On February 16, 2017, Texas State Representative Gary Elkins filed H.B. 1995 to amend the Texas Uniform Trade Secrets Act (TUTSA). The bill is the product of months of study completed by a Working Group consisting of members of the Trade Secrets Committee of the Intellectual Property Section of the State Bar of Texas and the Business Law Section of the State Bar of Texas. As a result of that study, the Working Group (of which I was a member) determined that there were four key concerns with TUTSA that needed to be addressed:
- TUTSA never defined the phrase “clear and convincing” or “wilful and malicious” found in the statute.
- In May 2016, Congress passed the Defend Trade Secrets Act (DTSA), a federal law that created a civil cause of action for misappropriation of trade secrets. DTSA generally mirrors TUTSA’s language; however, there are there are some differences that could result in non-uniformity of trade secret law in Texas.
- Several Working Group members noted a problem with Texas courts requiring litigants to follow Texas Rule of Civil Procedure 76a’s cumbersome process to seal court records. Under Texas Rule of Civil Procedure 76a, court records are presumed open, and litigants must post a public notice announcing a motion to seal court records and give the public an opportunity to be heard at the hearing.
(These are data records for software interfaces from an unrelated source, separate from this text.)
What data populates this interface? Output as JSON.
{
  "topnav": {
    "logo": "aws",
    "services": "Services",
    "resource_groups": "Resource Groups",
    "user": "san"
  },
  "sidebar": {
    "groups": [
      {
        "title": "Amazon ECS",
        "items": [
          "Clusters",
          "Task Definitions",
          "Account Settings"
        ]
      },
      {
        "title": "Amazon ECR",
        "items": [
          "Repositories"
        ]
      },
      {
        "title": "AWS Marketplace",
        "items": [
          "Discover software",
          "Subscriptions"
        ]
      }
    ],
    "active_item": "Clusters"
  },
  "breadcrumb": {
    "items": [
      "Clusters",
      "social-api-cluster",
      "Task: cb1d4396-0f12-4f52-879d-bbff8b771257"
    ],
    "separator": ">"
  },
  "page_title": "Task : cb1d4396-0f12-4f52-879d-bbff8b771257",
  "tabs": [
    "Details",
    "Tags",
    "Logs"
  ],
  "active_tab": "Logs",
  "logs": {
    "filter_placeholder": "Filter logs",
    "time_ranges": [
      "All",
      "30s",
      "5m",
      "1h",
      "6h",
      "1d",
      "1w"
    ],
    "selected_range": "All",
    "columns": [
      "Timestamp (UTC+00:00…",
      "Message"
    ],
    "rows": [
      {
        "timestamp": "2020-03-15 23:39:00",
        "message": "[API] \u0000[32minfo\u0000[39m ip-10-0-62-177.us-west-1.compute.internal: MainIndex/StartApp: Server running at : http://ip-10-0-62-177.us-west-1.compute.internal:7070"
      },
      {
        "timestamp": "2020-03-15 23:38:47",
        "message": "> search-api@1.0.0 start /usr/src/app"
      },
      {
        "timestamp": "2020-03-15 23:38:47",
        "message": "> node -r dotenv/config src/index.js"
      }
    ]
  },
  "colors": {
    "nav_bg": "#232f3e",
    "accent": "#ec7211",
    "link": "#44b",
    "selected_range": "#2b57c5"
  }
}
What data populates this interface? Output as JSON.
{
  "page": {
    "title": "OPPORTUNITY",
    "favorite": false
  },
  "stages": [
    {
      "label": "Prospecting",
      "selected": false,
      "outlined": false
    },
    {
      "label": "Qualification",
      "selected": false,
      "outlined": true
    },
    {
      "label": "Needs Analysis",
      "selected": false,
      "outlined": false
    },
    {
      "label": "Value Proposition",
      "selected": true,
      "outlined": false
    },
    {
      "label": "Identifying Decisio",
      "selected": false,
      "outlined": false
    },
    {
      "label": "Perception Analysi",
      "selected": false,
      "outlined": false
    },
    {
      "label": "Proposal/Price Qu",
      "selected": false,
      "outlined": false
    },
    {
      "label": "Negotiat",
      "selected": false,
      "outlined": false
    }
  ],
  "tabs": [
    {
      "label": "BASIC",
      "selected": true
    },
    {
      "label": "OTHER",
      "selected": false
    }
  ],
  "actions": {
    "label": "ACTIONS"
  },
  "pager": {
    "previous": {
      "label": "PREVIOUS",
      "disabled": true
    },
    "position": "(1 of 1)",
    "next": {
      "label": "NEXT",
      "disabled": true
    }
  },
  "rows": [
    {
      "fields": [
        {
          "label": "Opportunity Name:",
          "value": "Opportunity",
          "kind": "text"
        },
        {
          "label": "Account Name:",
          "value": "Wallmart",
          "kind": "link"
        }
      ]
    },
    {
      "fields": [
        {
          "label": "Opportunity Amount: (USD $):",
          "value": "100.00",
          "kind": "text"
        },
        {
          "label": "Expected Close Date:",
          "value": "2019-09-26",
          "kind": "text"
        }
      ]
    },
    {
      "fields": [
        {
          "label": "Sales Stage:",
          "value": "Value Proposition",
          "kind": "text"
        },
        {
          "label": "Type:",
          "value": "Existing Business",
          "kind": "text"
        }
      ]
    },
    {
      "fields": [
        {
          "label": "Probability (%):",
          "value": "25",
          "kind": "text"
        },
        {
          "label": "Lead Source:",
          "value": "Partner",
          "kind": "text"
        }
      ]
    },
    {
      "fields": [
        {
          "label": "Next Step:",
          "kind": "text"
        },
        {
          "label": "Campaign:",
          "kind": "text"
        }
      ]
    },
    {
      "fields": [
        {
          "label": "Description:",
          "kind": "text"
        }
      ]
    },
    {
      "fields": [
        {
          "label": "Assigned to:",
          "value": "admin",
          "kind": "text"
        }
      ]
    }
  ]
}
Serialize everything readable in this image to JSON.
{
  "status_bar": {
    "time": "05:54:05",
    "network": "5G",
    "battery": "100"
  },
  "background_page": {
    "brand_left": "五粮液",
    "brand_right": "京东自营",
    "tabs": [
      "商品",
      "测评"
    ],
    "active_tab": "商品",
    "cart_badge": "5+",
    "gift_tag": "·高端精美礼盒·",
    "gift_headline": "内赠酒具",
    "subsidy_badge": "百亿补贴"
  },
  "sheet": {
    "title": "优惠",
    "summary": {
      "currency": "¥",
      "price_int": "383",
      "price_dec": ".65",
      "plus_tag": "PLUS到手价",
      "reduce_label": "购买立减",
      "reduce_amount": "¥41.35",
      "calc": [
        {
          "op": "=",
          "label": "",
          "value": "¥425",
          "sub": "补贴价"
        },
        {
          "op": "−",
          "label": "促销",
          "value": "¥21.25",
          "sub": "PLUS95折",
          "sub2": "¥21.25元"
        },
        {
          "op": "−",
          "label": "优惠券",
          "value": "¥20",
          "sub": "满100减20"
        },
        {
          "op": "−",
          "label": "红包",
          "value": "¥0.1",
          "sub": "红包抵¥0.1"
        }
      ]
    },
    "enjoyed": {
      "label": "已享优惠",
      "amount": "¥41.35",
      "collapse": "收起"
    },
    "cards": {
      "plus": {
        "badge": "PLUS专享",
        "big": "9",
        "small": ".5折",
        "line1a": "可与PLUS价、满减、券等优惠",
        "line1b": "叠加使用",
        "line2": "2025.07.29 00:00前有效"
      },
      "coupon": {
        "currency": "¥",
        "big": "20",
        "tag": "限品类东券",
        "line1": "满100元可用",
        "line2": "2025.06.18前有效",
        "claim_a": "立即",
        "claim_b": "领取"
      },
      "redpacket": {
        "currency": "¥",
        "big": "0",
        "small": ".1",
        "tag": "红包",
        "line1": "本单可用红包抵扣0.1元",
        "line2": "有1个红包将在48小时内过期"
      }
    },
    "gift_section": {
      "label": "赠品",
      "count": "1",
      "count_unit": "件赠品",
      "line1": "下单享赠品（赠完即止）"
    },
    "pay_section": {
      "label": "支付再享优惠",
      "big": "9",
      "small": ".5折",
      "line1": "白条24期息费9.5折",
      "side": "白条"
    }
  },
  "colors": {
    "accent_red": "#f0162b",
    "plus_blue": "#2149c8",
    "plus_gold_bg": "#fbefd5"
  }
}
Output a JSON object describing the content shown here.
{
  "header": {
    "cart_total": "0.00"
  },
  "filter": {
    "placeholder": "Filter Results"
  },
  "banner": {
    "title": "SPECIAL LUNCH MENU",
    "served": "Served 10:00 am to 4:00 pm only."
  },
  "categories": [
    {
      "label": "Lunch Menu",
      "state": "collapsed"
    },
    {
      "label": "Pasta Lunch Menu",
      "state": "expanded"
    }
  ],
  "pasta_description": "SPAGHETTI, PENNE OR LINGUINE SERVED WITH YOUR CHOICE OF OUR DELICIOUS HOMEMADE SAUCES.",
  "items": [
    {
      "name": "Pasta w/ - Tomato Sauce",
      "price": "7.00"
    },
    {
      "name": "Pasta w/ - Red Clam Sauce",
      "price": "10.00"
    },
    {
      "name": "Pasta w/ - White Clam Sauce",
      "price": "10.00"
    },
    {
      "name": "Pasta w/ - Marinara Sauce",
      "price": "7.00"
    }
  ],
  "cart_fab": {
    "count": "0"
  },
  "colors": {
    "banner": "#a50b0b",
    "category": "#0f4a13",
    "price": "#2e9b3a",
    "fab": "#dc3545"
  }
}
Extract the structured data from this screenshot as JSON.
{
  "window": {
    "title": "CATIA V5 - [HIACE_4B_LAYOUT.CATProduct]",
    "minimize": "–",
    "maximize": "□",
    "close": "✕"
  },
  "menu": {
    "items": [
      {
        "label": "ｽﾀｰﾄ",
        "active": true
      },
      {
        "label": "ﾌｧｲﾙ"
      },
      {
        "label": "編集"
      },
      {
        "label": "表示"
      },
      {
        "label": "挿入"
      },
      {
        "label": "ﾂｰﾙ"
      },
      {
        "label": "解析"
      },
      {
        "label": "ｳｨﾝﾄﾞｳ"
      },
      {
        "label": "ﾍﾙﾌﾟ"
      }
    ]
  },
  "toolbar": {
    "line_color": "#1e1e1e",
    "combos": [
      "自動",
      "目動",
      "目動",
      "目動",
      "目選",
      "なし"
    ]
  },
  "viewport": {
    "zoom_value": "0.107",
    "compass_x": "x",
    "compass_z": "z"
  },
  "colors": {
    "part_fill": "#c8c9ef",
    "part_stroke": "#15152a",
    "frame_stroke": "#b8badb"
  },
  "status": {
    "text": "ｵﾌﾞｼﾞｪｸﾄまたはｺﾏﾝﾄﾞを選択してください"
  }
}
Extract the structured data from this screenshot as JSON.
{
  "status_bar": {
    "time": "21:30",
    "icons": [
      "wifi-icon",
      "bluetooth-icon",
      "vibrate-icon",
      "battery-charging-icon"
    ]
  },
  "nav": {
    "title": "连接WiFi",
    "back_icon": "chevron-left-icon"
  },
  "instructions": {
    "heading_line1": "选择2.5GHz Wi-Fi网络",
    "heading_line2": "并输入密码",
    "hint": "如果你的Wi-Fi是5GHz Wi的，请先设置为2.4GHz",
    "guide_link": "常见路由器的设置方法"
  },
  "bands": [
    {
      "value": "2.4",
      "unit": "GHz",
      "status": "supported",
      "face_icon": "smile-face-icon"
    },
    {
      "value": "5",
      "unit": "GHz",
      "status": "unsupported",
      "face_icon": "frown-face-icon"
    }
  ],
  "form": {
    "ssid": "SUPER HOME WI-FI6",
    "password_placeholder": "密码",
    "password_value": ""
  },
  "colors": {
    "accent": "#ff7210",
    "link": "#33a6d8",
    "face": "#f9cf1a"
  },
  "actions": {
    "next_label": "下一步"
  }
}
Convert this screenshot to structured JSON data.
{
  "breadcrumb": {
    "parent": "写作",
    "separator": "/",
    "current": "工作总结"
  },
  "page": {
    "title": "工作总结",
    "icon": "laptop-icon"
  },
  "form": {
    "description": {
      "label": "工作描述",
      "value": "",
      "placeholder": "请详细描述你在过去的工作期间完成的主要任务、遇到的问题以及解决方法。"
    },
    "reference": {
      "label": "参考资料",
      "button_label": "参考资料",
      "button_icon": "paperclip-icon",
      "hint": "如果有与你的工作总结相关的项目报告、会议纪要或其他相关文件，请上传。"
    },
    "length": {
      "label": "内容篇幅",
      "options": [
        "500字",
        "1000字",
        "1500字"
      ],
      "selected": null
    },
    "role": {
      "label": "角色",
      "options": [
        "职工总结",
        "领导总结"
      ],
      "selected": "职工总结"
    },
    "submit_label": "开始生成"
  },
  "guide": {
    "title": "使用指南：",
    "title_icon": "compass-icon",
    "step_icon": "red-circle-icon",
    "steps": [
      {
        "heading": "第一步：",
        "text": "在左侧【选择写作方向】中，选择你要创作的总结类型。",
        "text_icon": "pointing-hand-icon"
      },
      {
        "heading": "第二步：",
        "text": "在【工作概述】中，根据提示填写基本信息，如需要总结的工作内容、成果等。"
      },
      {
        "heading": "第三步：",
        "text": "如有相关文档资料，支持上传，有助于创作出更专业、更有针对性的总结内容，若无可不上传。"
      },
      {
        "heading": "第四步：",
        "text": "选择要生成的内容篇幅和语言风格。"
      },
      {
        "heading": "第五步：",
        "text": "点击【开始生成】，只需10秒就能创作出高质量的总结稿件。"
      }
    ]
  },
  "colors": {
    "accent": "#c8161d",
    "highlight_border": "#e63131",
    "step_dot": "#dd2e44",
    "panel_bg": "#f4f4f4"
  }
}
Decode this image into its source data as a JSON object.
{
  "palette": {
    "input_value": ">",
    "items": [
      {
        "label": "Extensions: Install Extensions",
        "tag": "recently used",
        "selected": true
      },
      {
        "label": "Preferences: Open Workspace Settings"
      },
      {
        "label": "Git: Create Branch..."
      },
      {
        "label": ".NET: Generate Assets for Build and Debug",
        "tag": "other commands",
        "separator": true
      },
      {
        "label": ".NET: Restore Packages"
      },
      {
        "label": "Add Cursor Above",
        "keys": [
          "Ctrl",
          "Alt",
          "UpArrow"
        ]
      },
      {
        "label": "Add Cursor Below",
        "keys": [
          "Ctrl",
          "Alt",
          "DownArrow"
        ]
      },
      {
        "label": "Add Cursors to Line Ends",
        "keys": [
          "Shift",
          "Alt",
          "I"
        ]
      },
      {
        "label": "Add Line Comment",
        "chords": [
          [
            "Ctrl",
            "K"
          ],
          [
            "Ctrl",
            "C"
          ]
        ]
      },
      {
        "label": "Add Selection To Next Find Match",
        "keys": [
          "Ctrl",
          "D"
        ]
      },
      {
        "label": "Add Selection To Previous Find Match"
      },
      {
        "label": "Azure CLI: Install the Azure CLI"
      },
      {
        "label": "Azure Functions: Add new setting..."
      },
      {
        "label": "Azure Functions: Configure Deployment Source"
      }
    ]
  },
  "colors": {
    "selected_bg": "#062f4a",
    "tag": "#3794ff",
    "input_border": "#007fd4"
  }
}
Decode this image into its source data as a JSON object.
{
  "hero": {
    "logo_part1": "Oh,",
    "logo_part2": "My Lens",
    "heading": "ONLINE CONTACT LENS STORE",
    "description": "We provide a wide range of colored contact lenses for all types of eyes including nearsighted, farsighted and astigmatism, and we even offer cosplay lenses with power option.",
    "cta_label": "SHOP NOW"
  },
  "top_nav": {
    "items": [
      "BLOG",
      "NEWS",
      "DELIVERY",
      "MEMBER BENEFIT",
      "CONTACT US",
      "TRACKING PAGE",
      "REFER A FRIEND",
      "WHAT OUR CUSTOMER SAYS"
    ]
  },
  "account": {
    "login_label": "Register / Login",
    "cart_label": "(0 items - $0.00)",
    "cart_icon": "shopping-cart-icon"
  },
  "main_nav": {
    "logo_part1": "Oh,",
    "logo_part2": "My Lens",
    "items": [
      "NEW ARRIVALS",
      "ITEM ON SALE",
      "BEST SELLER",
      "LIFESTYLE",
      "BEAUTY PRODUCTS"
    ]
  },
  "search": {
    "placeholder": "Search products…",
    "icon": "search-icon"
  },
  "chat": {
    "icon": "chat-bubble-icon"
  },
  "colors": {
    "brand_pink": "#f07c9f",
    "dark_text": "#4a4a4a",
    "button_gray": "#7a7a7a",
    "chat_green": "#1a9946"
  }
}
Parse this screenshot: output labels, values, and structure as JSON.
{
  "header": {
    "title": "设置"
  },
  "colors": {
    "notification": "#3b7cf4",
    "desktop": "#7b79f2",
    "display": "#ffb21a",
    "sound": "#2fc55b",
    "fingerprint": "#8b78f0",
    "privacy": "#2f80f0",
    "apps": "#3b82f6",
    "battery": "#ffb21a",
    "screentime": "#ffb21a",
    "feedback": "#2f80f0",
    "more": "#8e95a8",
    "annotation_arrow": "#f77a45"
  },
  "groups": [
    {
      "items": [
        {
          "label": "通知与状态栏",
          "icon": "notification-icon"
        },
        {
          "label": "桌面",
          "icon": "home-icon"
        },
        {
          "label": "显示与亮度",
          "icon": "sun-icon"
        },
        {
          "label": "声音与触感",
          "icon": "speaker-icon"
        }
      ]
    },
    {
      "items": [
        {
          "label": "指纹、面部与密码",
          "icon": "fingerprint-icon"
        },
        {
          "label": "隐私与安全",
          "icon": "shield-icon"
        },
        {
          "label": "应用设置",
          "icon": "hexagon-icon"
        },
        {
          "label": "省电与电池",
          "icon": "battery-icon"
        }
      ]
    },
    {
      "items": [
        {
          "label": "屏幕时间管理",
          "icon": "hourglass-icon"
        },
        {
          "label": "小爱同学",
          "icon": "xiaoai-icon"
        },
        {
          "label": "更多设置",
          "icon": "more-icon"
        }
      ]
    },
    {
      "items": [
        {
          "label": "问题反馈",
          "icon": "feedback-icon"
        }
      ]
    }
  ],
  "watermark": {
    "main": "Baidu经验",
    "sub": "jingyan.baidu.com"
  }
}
The Working Group viewed these requirements as in conflict with the presumption in favor of granting protective orders to preserve the secrecy of trade secrets and contrary to TUTSA, which was designed to give litigants reasonable assurances that their trade secrets would be kept confidential during litigation.
- TUTSA does not incorporate the balancing test outlined in the Texas Supreme Court case In re M-I L.L.C., 505 S.W.3d 569 (2016).
In my future posts, I’ll provide a more in-depth analysis of the proposed changes to TUTSA. In the meantime, you can track H.B. 1995’s history and review its text here.